And improve school.


* Hi Doug!

Here is the link to Helene's post and fabulous Slideshare presentation!

I think you will love it!

Buffy :-)


Geezers online and implications for schools


Generations Online in 2009, published last week by Pew Internet and the American Life Project begins:

Contrary to the image of Generation Y as the “Net Generation,” internet users in their 20s do not dominate every aspect of online life. Generation X is the most likely group to bank, shop, and look for health information online. Boomers are just as likely as Generation Y to make travel reservations online. And even Silent Generation internet users are competitive when it comes to email (although teens might point out that this is proof that email is for old people).

While school leaders (rightly) focus on the importance of the Internet in students' lives and education, we ought to also seriously be considering what this report says about how we communicate with our parents and communities. And asking what exepectations we should have of all teachers of an online presence and use of digital communications.

Most of our parents fall smack into the Gen X category - that which has a disproportionately high percentage number of online users and is increasingly likely to look for information online.

As our parents become accustomed to using the Web to find travel, health, banking and other information, it is not unreasonable to assume they will be looking for information about schools as well. I see this breaking down in three big categories:

  • Parents will use the web to select schools for their children. A good web presence will be an important marketing tool.
  • The community will look to the school's website for information about school events, school schedules, staff contact information, policies and emergency notices. Community members will expect, even demand, an electronic means of giving feedback to the school.
  • Parents will insist on real-time information about their own children's progress through individualized portals that contain grades, attendance, work completion, curricular goals, etc. (See Teacher Web Pages that Build Parent Partnerships MultiMedia Schools, September 2000.)

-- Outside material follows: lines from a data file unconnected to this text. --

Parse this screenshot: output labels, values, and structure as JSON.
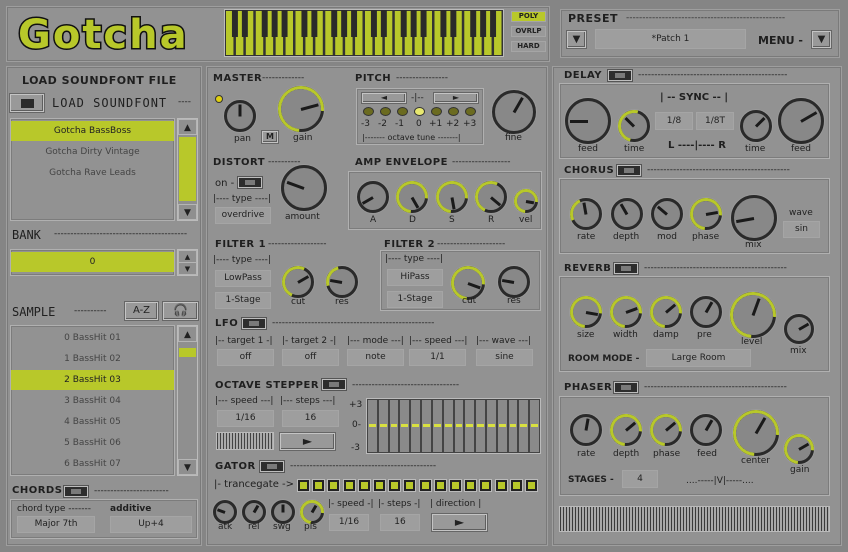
{
  "app": {
    "logo_text": "Gotcha",
    "poly": "POLY",
    "ovrlp": "OVRLP",
    "hard": "HARD"
  },
  "preset": {
    "title": "PRESET",
    "name": "*Patch 1",
    "menu_label": "MENU -"
  },
  "soundfont": {
    "title": "LOAD SOUNDFONT FILE",
    "load_label": "LOAD SOUNDFONT",
    "items": [
      "Gotcha BassBoss",
      "Gotcha Dirty Vintage",
      "Gotcha Rave Leads"
    ],
    "selected_index": 0
  },
  "bank": {
    "title": "BANK",
    "value": "0"
  },
  "sample": {
    "title": "SAMPLE",
    "az_label": "A-Z",
    "items": [
      "0 BassHit 01",
      "1 BassHit 02",
      "2 BassHit 03",
      "3 BassHit 04",
      "4 BassHit 05",
      "5 BassHit 06",
      "6 BassHit 07"
    ],
    "selected_index": 2
  },
  "chords": {
    "title": "CHORDS",
    "type_label": "chord type -------",
    "type_value": "Major 7th",
    "additive_label": "additive",
    "additive_value": "Up+4"
  },
  "master": {
    "title": "MASTER",
    "pan_label": "pan",
    "m_label": "M",
    "gain_label": "gain"
  },
  "pitch": {
    "title": "PITCH",
    "left_arrow": "◄",
    "right_arrow": "►",
    "center_mark": "-|--",
    "octaves": [
      "-3",
      "-2",
      "-1",
      "0",
      "+1",
      "+2",
      "+3"
    ],
    "octave_label": "|------- octave tune -------|",
    "fine_label": "fine"
  },
  "distort": {
    "title": "DISTORT",
    "on_label": "on -",
    "type_label": "|---- type ----|",
    "type_value": "overdrive",
    "amount_label": "amount"
  },
  "amp_envelope": {
    "title": "AMP ENVELOPE",
    "labels": [
      "A",
      "D",
      "S",
      "R",
      "vel"
    ]
  },
  "filter1": {
    "title": "FILTER 1",
    "type_label": "|---- type ----|",
    "type_value": "LowPass",
    "stage_value": "1-Stage",
    "cut_label": "cut",
    "res_label": "res"
  },
  "filter2": {
    "title": "FILTER 2",
    "type_label": "|---- type ----|",
    "type_value": "HiPass",
    "stage_value": "1-Stage",
    "cut_label": "cut",
    "res_label": "res"
  },
  "lfo": {
    "title": "LFO",
    "target1_label": "|-- target 1 -|",
    "target1_value": "off",
    "target2_label": "|- target 2 -|",
    "target2_value": "off",
    "mode_label": "|--- mode ---|",
    "mode_value": "note",
    "speed_label": "|--- speed ---|",
    "speed_value": "1/1",
    "wave_label": "|--- wave ---|",
    "wave_value": "sine"
  },
  "octave_stepper": {
    "title": "OCTAVE STEPPER",
    "speed_label": "|--- speed ---|",
    "speed_value": "1/16",
    "steps_label": "|--- steps ---|",
    "steps_value": "16",
    "scale_top": "+3",
    "scale_mid": "0-",
    "scale_bot": "-3",
    "step_count": 16
  },
  "gator": {
    "title": "GATOR",
    "trancegate_label": "|- trancegate ->",
    "knob_labels": [
      "atk",
      "rel",
      "swg",
      "pls"
    ],
    "speed_label": "|- speed -|",
    "speed_value": "1/16",
    "steps_label": "|- steps -|",
    "steps_value": "16",
    "direction_label": "| direction |"
  },
  "delay": {
    "title": "DELAY",
    "sync_label": "| -- SYNC -- |",
    "sync_a": "1/8",
    "sync_b": "1/8T",
    "lr_label": "L ----|---- R",
    "labels": [
      "feed",
      "time",
      "time",
      "feed"
    ]
  },
  "chorus": {
    "title": "CHORUS",
    "labels": [
      "rate",
      "depth",
      "mod",
      "phase",
      "mix"
    ],
    "wave_label": "wave",
    "wave_value": "sin"
  },
  "reverb": {
    "title": "REVERB",
    "labels": [
      "size",
      "width",
      "damp",
      "pre",
      "level",
      "mix"
    ],
    "room_label": "ROOM MODE -",
    "room_value": "Large Room"
  },
  "phaser": {
    "title": "PHASER",
    "labels": [
      "rate",
      "depth",
      "phase",
      "feed",
      "center",
      "gain"
    ],
    "stages_label": "STAGES -",
    "stages_value": "4",
    "bottom_label": "....-----|V|-----...."
  },
  "colors": {
    "accent": "#b8c82a",
    "background": "#858585",
    "dark": "#2a2a2a"
  }
}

In our district we've long provided a simple, fill-in-the-blank means for our teachers to make information accessible to parents. With no additional work, students' assignments and grades are directly ported from the student information system to a parent portal. Some teachers take full advantage of these tools; others do the absolute minimum. This report suggest principals should raise their minimum expectations of teachers' online communications.

Too often educators think of students as their "customers." Dangerous mistake. Children no more choose their  schools than they choose their physicians or shoe stores. Parents who wouldn't choose a bank that does not allow online account access won't choose a school that doesn't offer online gradebook access either.

What's the minimum amount of information all teachers should provide parents and minimum information all schools should provide their communities?

Oh, mini-rant: It really honks me off to go to a school district homepage that does not include a telephone number and location.